Family Sells Penny Fortune They Found In The Attic

The California family’s fortune of 1 million copper pennies has finally changed hands over a week after captivating the whole country’s attention.

John and Elizabeth Reyes say they have sold the large number of precious metal pennies they found in the house that had belonged to Elizabeth’s father.

According to John Reyes, he received an overwhelming number of questions and could not get back to everyone who expressed interest, but he did say that his family is pleased with the buyer.

The capacity and willingness to look beyond the face value of the coins was a crucial requirement.

The pair hoped that a collector or investor would purchase a lottery ticket in the form of thousands of pennies, despite the fact that the coins were worth approximately $10,000.

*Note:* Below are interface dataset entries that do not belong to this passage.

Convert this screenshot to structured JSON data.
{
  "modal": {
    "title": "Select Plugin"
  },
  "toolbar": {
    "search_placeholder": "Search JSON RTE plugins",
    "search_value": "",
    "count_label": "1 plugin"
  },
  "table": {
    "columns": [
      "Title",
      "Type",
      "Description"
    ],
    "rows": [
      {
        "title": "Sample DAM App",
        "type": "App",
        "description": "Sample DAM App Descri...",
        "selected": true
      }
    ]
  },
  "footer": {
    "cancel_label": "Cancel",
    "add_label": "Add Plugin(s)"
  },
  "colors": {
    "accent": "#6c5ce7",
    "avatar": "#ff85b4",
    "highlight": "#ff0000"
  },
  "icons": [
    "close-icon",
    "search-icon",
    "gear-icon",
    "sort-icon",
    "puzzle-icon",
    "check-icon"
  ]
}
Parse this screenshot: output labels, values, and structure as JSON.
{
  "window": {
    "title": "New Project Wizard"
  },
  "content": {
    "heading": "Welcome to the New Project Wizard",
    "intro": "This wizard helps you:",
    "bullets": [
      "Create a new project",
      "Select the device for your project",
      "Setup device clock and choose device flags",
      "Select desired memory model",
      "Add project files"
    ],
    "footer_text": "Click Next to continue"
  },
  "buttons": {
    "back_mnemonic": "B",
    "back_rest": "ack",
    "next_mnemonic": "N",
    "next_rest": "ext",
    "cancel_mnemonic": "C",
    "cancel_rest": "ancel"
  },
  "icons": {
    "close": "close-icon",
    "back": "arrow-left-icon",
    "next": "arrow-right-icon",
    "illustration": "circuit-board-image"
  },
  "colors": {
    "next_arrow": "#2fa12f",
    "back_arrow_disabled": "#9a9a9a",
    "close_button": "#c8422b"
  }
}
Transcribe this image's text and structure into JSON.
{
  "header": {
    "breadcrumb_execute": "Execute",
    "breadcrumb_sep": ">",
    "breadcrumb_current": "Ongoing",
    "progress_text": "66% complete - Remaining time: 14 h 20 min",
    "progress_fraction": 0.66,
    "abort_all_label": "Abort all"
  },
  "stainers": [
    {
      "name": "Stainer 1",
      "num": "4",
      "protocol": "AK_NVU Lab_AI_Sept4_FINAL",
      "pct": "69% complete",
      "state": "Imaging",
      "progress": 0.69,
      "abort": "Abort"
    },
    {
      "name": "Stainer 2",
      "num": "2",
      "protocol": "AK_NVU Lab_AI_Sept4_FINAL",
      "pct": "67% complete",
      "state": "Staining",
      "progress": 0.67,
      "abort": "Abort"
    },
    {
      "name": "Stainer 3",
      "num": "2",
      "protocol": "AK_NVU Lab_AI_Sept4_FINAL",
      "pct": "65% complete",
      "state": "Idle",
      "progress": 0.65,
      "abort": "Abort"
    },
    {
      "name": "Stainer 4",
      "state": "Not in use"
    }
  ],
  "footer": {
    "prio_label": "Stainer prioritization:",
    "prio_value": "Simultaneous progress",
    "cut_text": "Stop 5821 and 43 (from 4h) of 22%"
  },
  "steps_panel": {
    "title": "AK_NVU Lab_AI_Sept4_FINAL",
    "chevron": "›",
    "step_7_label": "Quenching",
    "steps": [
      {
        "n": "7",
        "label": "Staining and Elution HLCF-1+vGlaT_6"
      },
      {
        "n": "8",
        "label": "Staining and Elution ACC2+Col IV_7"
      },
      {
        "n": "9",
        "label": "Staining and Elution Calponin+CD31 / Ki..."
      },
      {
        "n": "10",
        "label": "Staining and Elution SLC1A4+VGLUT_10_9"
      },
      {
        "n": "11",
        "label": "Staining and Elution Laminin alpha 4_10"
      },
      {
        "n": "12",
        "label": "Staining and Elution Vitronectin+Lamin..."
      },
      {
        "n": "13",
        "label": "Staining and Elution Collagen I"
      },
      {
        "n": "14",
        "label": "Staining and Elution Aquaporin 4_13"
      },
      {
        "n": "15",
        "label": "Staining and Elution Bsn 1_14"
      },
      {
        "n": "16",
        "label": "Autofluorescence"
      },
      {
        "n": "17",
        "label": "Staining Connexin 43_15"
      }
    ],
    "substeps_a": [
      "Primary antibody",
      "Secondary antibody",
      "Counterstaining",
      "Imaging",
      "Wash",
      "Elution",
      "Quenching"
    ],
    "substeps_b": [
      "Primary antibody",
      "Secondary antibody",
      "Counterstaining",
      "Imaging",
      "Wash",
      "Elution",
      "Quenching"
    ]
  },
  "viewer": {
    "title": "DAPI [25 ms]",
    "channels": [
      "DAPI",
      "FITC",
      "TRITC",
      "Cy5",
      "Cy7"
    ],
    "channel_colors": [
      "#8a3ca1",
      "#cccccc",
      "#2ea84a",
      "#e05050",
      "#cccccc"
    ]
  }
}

He wouldn’t say how much the pennies sold since confidentiality agreements were essential to the deal, but he did say that his family was “more than satisfied” with the amount.

Elizabeth Reyes’s father, only known as Fritz, resided with his brother for decades in the old Pico-Union mansion where the pennies were discovered.

The Reyes family, Elizabeth Reyes’ sister, her cousin, and their husbands, have been clearing out the 1900s-era home since Fritz died and his brother moved out in preparation for renovations.

The family was cleaning out a crawlspace when they came upon boxes, crates, and bags full of copper coins that Fritz had stashed away before the United States switched to zinc pennies.

John Reyes explained that Fritz and his brother were first-generation German immigrants who had witnessed the effects of rationing first-hand. Fritz started saving copper pennies expecting their worth to increase over time.

It’s sad to see this chapter of their lives close, but they’ve earned some closure. The coins served as a tangible representation of Fritz’s unique personality and deep affection for his family. His kids and their partners share that sentiment.

That link won’t be completely severed. He said that the family had saved some of the coins as souvenirs, so they would constantly be reminded of the narrative’s impact on their life.